“It’s a dream come true”

Interview with Stephan Kasulke, Chairman of ZOIS.

Stephan Kasulke, Chairman of Zero Outage Industry Standard, talks about the industry-wide quality program. He has good reason to celebrate: the newly founded association – whose members already included major manufacturers such as Brocade, Cisco, Dell EMC, Hitachi Data Systems (HDS), Juniper, NetApp, SAP and Suse – recently welcomed IBM and Swisscom into the fold. Hardware and software vendors work closely with system integrators to develop a set of best practices for the entire industry. Compliance with the new standard will ensure stable, secure IT.

You’re currently developing a framework for the Zero Outage industry standard to share with other organizations later on. What exactly does the framework contain and when should it be ready to use?

The framework is ready to use right now. We’ve already defined it and published the first release with extensive definitions, particularly for processes, training and security. The platform level of the initial framework still needs some content tweaks here and there. From now on, our job will be to gradually update and refine the standard as requirements change.

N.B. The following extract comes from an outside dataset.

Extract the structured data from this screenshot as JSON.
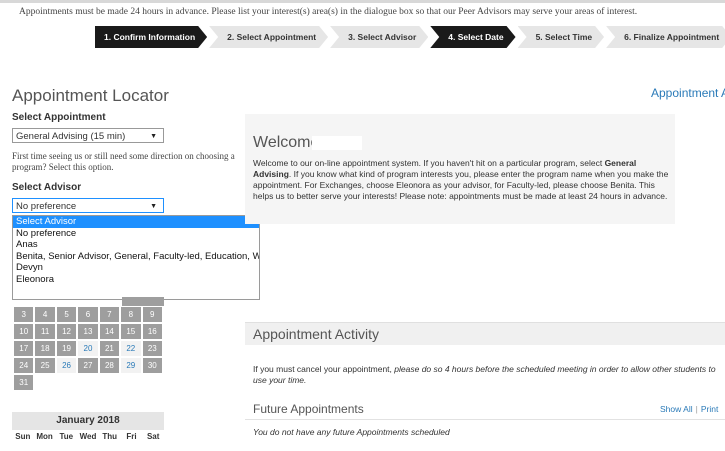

When will customers of the association’s members start benefiting from the Zero Outage industry standard and what concrete advantages will companies and consumers enjoy?

Here’s where it gets exciting! Customers won’t benefit until the association members start complying with the standard. It is when companies begin to base their components or system solutions on the standard that things become interesting for customers. Let me give an example: once a manufacturer like Cisco starts marketing Zero Outage versions of equipment that are significantly less error-prone because they’ve completed special maturity and testing processes, system integrators like T-Systems can begin to build solutions made solely from Zero Outage components.

Have you encountered any challenges that the association didn’t anticipate?

Things have been harmonious so far since all the companies are collaborating as equal partners despite having very different technical philosophies. All the major storage vendors have joined the association, after all. And if people have opposite views, that leads to good discussions. We expect this dynamic to pick up a little now that we’re refining the technology level.

Have other companies signaled their interest in joining?

We’re excited that IBM recently decided to come on board. The whole company joined, including its professional services, hardware and software divisions. That’s quite a coup. Right now, we’re in talks with several interested companies and will be welcoming new partners shortly.

What are the association’s next milestones?

First, we will publish Release 2 and 3 of the standard in spring and winter 2017. These releases will be fascinating from a technical perspective because they incrementally add new standards to the technology level, one layer at a time. We have a roadmap and plan to make considerable headway with each release. Our second milestone will be our new roadshows that we hope will bring even more key players on board. Also, we will be looking into opportunities to expand our offering in the access provider space.

What does it mean to you personally to be elected as the association’s chairman?

It’s primarily a big responsibility, first as its ‘midwife’ and then as its ‘father’ for the first year. People say that organizations are like newborns: the first years are the most important and most formative period in their lives. And so I now have to invest a lot of time and energy in developing our idea until it’s mature enough to run under its own power. But the chairmanship is more than a big responsibility; it’s also an opportunity. Watching the best practices from T-Systems’ internal quality program evolve into an industry standard is a dream come true. Five years ago, who would have foreseen that happening? I didn’t, to be honest.